A Johnson & Johnson subsidiary is again asking a US judge to pause tens of thousands of lawsuits alleging that the company’s baby powder and other talc products cause cancer, as it takes another shot at resolving the litigation in bankruptcy after a federal appeals court found its first attempt improper.

At a Tuesday hearing in Trenton, New Jersey, LTL Management will argue that the so-called “automatic stay” under bankruptcy law that stops lawsuits against it from moving forward while it is in Chapter 11 proceedings, should also protect J&J, which has a market value of over $430 billion and has not filed for bankruptcy itself.

Two groups of cancer plaintiffs and the US Department of Justice’s bankruptcy watchdog, have opposed the company’s bid for a stay, arguing that it is a fraudulent attempt to evade the earlier court ruling and that the second bankruptcy has “slim to nonexistent prospects” of success.

More than 38,0000 talc lawsuits have been on hold since LTL first filed for bankruptcy in 2021, but cancer victims argue that they should be allowed to proceed with their lawsuits after a federal appeals court nixed the company’s attempt to offload the litigation in bankruptcy.

The Philadelphia-based 3rd US Circuit Court of Appeals ruled in January that LTL was not eligible for bankruptcy because it was not in “financial distress.”

Before the talc lawsuits could resume, LTL filed for bankruptcy a second time, re-opening the legal battle over the bankruptcy’s legitimacy.

LTL argues that the lawsuits must be stopped because litigation against J&J would imperil its effort to negotiate a comprehensive settlement of all current and future talc claims in its bankruptcy.
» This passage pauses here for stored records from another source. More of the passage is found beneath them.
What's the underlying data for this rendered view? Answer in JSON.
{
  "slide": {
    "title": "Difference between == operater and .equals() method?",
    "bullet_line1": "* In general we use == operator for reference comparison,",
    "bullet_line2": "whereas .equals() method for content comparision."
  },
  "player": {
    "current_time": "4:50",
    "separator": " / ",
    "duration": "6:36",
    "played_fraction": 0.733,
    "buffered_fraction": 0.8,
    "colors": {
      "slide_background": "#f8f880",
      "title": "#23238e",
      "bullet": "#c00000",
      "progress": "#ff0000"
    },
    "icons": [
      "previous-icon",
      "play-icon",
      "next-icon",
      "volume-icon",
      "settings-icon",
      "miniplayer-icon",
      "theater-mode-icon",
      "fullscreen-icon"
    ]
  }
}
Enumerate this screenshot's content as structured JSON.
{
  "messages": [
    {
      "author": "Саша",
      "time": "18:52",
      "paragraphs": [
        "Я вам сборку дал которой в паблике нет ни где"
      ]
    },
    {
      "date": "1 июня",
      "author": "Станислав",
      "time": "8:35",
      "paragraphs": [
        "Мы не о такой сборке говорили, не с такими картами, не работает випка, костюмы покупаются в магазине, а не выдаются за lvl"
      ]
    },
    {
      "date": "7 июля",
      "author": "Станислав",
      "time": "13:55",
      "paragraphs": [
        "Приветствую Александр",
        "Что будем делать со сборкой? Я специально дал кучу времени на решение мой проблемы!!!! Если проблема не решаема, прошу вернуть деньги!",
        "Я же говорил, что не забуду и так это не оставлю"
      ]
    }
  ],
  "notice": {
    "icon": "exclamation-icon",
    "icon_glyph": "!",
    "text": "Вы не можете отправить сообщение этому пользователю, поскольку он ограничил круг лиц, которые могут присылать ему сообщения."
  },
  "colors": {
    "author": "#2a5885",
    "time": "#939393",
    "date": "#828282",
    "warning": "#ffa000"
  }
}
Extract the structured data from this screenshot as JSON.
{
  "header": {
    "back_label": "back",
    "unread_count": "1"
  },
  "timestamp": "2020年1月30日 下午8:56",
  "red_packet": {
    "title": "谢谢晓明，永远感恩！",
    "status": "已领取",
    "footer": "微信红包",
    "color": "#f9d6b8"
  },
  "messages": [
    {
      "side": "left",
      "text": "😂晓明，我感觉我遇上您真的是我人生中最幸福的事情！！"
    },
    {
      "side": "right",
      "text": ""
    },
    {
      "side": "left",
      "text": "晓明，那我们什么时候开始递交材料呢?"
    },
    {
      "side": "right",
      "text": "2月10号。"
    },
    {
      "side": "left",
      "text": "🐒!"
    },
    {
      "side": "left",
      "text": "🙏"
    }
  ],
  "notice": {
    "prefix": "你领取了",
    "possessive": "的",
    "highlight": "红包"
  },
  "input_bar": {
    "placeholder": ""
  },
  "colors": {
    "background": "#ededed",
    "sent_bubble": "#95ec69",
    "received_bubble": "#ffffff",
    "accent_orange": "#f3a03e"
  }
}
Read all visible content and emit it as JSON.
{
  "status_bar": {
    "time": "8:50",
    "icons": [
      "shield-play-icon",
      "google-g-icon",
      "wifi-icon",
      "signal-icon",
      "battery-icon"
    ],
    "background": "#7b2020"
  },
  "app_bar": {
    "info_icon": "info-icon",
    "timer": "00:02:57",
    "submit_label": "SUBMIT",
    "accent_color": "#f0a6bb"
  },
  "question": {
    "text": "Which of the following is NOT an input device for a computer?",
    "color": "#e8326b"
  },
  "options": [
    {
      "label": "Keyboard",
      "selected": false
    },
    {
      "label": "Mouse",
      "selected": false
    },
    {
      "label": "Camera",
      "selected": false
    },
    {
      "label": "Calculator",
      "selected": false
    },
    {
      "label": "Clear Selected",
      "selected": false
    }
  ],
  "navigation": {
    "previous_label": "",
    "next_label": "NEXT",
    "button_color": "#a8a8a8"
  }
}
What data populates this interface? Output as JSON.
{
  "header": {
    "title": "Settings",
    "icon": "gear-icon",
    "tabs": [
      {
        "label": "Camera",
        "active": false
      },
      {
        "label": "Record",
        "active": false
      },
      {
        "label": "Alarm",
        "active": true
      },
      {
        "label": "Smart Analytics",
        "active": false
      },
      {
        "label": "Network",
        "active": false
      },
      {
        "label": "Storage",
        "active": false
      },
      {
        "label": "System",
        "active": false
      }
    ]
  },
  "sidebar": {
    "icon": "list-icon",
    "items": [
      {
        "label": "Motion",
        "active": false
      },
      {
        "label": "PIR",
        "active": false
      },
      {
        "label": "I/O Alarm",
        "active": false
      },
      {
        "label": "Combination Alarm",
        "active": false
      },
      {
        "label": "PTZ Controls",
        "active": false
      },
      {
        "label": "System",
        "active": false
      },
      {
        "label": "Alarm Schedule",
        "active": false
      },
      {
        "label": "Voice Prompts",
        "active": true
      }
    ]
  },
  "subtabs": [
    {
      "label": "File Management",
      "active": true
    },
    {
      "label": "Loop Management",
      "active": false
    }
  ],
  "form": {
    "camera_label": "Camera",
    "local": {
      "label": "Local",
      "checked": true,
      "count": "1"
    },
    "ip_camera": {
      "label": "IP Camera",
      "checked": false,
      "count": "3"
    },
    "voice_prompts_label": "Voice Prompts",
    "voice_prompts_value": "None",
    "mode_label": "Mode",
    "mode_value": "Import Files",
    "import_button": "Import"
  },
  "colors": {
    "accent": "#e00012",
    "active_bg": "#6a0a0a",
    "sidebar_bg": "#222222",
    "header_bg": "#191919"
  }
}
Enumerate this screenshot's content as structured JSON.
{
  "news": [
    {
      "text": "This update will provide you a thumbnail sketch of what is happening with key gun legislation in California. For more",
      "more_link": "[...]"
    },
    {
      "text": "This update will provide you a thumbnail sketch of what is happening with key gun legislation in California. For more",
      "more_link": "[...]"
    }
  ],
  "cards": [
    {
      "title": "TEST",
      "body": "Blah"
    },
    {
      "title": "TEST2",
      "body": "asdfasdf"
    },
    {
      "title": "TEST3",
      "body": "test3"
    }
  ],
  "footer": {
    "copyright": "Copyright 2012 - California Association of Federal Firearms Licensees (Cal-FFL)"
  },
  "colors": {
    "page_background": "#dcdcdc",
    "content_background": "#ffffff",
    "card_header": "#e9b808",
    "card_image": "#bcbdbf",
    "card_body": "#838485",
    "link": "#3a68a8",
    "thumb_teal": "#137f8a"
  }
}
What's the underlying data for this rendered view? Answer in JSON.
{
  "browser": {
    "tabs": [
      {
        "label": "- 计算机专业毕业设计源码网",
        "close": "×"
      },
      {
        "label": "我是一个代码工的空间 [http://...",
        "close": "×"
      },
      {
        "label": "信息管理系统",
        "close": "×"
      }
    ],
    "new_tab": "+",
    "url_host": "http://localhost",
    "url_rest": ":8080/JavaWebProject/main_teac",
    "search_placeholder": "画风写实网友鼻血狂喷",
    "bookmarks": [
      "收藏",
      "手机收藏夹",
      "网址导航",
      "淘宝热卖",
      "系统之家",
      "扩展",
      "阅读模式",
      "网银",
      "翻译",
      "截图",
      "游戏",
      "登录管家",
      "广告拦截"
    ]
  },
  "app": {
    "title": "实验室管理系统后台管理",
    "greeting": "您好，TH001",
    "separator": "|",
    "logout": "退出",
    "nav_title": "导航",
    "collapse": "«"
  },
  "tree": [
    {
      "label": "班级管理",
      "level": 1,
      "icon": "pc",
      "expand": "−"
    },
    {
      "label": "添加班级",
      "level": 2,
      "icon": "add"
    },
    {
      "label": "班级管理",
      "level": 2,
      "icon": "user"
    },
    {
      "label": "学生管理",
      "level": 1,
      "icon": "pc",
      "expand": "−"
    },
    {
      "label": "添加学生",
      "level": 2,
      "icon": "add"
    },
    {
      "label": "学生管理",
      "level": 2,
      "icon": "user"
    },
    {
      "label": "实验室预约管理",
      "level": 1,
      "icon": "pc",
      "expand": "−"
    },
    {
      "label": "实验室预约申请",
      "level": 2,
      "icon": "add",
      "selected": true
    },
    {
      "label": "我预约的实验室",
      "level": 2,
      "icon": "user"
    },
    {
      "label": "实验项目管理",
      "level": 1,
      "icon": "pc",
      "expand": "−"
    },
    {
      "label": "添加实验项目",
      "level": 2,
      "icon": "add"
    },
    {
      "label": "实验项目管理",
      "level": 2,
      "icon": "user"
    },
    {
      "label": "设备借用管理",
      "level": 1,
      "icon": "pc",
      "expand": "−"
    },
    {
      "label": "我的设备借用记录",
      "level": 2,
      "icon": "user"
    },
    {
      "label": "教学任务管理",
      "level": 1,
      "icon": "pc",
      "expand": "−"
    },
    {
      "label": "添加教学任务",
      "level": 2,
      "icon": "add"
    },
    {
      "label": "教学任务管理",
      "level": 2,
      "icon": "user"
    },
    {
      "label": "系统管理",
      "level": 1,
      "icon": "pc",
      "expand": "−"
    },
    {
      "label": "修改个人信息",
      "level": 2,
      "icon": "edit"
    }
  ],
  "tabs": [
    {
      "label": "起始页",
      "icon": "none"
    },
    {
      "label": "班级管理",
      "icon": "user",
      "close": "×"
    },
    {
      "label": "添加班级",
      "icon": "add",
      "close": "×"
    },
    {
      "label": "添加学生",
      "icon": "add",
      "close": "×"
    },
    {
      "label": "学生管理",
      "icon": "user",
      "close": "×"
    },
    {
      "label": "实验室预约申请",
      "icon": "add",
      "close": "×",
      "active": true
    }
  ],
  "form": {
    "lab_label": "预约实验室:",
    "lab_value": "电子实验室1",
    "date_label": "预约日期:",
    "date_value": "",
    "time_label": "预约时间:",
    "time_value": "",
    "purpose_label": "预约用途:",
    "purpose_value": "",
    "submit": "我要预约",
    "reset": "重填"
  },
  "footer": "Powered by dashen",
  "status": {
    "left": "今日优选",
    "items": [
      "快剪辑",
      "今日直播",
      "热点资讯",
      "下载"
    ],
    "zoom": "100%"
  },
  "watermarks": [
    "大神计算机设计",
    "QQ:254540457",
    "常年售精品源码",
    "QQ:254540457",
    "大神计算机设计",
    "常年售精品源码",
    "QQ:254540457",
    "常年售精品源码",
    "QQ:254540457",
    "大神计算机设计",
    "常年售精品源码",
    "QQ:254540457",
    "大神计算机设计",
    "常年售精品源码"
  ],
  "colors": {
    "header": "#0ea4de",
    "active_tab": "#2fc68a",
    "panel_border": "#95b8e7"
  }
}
It has said its second bankruptcy is different from its first, because it has less funding available and more plaintiff support for a settlement.

J&J (JNJ.N) has offered $8.9 billion to settle the claims, but has not provided details about how much each claimant would receive from the deal. The company has said its baby powder and other talc products are safe and do not cause cancer.

Some plaintiffs groups have backed the company’s new bankruptcy, and J&J says that attorneys who represent 60,000 plaintiffs have agreed to support the current settlement offer.

J&J’s effort to settle its talc liabilities in bankruptcy began in October 2021. The company divided its consumer business in two and offloaded tens of thousands of talc lawsuits onto its newly created subsidiary, LTL, which almost immediately filed for Chapter 11. The goal: to halt the avalanche of lawsuits and force plaintiffs into a global settlement.

US Bankruptcy Judge Michael Kaplan agreed to protect J&J from lawsuits during LTL’s first bankruptcy, saying at the time that bankruptcy offered the best way to fairly resolve all of the talc lawsuits together.

Kaplan, who is also presiding over the second bankruptcy, will now decide whether to stop the lawsuits again to give LTL a second shot at a bankruptcy settlement.